Language as Filter

August Willemsen chose “De taal als bril” (he translates this with “Language as Filter”) as the title for a collection of essays in 1987. These prompted him to trust the phenomenon that translating, even if it remains an attempt, clarifies. This also applies to knowledge stories when you try to translate them into the formal languages ​​of mathematics or algorithms. He is now a participant in a world trying to survive the COVID-19 pandemic. Enough reason to see if he can get a better understanding of this world through such translations. First try if there are concepts in the world of common sense that he would like to see translatable into numbers. He made a preliminary list:

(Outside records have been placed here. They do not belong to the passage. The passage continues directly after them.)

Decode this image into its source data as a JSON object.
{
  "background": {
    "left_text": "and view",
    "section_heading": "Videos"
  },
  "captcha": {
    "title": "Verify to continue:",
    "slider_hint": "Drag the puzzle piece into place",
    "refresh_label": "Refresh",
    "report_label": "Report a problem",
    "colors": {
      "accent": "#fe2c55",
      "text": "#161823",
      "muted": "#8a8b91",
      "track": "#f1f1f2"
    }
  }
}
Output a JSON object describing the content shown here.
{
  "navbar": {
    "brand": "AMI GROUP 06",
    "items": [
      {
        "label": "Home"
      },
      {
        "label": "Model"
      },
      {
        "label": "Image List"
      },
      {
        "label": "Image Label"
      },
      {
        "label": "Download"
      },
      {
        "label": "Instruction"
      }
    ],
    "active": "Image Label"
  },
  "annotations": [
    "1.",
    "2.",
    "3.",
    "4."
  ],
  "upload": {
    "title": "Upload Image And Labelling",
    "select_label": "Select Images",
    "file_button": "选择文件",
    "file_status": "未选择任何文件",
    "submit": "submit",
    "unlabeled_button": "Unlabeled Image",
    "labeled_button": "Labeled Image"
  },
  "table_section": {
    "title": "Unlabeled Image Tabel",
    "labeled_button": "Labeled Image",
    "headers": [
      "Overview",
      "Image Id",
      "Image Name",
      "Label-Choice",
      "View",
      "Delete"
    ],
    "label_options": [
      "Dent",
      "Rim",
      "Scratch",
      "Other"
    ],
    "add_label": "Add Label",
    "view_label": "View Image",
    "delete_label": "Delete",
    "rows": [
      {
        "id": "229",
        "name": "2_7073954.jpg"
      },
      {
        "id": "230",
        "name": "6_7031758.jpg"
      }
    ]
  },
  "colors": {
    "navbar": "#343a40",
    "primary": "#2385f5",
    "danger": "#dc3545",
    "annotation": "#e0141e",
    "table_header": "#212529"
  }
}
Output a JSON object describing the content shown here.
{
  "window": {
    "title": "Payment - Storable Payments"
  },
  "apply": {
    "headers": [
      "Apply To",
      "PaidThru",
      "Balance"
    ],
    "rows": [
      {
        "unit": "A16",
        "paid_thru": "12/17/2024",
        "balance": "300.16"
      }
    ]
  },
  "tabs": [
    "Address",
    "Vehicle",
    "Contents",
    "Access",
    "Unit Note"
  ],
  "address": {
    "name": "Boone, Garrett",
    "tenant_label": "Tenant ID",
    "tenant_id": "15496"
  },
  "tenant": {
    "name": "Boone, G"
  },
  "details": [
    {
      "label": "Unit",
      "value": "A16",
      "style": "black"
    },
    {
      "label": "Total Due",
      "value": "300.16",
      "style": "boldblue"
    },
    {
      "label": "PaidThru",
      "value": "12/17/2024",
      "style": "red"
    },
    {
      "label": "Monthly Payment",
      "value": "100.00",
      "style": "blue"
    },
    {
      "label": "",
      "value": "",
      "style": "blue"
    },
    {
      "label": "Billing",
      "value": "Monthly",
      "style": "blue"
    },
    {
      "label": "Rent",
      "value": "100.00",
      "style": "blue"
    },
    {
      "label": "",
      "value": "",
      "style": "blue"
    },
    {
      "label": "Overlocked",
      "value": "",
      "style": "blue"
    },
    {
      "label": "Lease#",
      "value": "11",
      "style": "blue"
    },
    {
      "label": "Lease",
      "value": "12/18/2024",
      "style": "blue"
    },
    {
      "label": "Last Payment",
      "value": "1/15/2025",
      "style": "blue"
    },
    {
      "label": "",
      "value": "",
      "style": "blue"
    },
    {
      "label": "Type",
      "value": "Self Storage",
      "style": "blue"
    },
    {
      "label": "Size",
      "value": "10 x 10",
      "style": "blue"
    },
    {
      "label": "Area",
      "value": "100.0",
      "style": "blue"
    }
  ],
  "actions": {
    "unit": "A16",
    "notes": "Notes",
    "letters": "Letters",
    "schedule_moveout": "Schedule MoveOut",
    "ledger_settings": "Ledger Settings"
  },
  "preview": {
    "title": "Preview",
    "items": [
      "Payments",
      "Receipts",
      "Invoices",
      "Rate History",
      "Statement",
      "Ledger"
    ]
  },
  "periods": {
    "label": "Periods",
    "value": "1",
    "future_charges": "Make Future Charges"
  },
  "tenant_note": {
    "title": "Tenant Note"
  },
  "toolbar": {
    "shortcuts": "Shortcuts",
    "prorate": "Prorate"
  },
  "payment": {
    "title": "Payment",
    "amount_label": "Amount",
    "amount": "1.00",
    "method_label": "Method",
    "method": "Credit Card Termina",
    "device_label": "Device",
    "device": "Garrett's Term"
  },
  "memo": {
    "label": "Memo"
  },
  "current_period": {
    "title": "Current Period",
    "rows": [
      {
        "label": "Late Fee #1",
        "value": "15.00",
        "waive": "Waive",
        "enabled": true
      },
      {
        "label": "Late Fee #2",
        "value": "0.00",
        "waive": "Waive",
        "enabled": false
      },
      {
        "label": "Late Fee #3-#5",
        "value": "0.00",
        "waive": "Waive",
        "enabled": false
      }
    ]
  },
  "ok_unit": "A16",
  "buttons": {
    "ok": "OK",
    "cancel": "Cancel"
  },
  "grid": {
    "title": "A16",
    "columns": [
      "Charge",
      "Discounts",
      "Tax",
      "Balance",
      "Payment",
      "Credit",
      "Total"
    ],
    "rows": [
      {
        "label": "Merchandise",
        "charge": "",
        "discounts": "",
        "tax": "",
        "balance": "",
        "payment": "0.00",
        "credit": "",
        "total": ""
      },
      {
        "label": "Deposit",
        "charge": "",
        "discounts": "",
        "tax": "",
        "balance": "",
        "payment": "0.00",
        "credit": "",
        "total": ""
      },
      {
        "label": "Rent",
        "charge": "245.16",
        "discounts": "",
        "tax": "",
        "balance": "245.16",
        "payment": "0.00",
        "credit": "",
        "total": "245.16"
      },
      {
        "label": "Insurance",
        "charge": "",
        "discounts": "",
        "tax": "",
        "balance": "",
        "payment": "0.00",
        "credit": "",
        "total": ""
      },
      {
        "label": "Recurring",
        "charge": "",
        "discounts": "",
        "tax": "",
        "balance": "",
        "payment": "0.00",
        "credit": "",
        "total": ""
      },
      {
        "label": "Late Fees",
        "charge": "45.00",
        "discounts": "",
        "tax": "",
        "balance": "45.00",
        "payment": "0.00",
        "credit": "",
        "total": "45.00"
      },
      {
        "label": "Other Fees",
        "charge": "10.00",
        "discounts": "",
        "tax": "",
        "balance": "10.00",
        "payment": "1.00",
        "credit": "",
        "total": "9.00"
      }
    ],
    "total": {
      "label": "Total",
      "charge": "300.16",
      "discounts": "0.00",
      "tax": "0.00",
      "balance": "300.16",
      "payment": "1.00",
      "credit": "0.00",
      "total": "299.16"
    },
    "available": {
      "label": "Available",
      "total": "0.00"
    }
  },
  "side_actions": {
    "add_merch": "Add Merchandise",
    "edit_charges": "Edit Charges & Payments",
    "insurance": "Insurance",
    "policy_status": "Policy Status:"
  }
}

  1. Population compartments (Susceptible, Infected, sick & contagious, Resistant & cured, Deceased)
  2. Date and duration of a reporting period
  3. The risk of contamination with an individual infected ⟶ susceptible contact
  4. The average number of contaminations that a first infected patient would make during the period that he was contagious, in a world with only susceptible people.
  5. The average number of physical contacts that a person would have in the first period of the pandemic (if not yet recognized).
  6. The recovery rate or the chance of recovery once infected
  7. The average recovery time
  8. The average incubation time
  9. The average duration of infectivity
  10. The geographical location of individuals
  11. The architecture and accessibility of mobility networks
  12. The architecture and accessibility of logistics networks
  13. The architecture and accessibility of (mobile) communication networks
  14. The architecture and accessibility of care networks

He would like to know more about all these topics. In order to classify people in one of the four partitions (ad 1), they must be able to be measured and registered as belonging to a category. If we want to have an orderly news provision, we must have good communication networks (ad 13). Many of the other concepts seem useful in creating models that can answer questions such as:

  • How do the numbers and percentages of susceptible, sick, resistant and deceased develop when no measures are taken?
  • What factors / measures can promote / hinder contamination?
  • How are the numbers and percentages of susceptible, sick, resistant and deceased developing under planned and taken measures?

The first question is descriptive, he thought, and could benefit from mathematical statistics and large collections of data. He considers the second question to be a mixture of common sense, science and politics. And the third can be approached by translating behavioral intentions into algorithms that then show how assumptions and parameter values work out, at least in a toy world that emulates them.